__Try it__
The line containing "Serialize everything readable" marks where to begin; quote it and every line after it through the end of the data, exactly as written.

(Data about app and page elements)
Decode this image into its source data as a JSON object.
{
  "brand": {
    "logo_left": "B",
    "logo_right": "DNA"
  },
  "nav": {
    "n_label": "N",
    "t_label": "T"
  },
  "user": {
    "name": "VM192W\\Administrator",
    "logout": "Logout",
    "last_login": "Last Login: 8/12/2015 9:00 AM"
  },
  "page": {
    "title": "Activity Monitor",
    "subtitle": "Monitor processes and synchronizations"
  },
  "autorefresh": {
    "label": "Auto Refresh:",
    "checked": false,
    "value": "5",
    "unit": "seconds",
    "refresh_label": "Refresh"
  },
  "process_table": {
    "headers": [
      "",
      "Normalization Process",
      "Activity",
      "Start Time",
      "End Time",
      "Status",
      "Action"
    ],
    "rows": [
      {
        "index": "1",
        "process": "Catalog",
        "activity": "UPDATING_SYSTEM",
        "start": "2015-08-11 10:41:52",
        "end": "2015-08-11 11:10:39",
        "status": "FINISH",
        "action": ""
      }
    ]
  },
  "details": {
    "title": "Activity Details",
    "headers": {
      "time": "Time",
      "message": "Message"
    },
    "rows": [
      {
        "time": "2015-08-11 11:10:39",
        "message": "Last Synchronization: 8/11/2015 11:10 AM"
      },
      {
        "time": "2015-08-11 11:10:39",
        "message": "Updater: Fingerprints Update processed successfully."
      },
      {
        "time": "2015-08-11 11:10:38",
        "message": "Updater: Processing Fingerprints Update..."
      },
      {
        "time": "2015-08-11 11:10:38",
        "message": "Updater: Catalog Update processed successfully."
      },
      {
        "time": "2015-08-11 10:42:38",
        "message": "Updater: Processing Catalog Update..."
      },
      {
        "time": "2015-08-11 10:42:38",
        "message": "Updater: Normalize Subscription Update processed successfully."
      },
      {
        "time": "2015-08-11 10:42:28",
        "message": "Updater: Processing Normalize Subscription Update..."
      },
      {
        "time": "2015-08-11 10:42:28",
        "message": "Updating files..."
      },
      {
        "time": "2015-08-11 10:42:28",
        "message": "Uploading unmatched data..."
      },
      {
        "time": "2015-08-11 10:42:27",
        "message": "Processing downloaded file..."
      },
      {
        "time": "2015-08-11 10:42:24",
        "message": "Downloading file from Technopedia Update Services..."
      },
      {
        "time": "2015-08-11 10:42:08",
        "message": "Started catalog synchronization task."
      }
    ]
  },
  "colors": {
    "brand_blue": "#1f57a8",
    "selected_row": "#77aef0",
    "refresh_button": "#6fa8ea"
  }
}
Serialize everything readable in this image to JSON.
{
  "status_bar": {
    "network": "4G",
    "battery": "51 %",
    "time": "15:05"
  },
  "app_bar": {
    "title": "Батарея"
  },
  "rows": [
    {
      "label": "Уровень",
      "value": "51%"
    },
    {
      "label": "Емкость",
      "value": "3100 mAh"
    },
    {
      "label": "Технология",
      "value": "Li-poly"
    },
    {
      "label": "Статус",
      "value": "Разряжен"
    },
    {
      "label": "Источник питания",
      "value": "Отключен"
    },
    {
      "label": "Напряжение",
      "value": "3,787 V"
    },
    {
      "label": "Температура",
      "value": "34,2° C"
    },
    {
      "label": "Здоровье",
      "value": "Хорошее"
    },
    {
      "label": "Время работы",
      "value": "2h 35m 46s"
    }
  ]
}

__The completed task__
Serialize everything readable in this image to JSON.
{
  "status_bar": {
    "network": "4G",
    "battery": "51 %",
    "time": "15:05"
  },
  "app_bar": {
    "title": "Батарея"
  },
  "rows": [
    {
      "label": "Уровень",
      "value": "51%"
    },
    {
      "label": "Емкость",
      "value": "3100 mAh"
    },
    {
      "label": "Технология",
      "value": "Li-poly"
    },
    {
      "label": "Статус",
      "value": "Разряжен"
    },
    {
      "label": "Источник питания",
      "value": "Отключен"
    },
    {
      "label": "Напряжение",
      "value": "3,787 V"
    },
    {
      "label": "Температура",
      "value": "34,2° C"
    },
    {
      "label": "Здоровье",
      "value": "Хорошее"
    },
    {
      "label": "Время работы",
      "value": "2h 35m 46s"
    }
  ]
}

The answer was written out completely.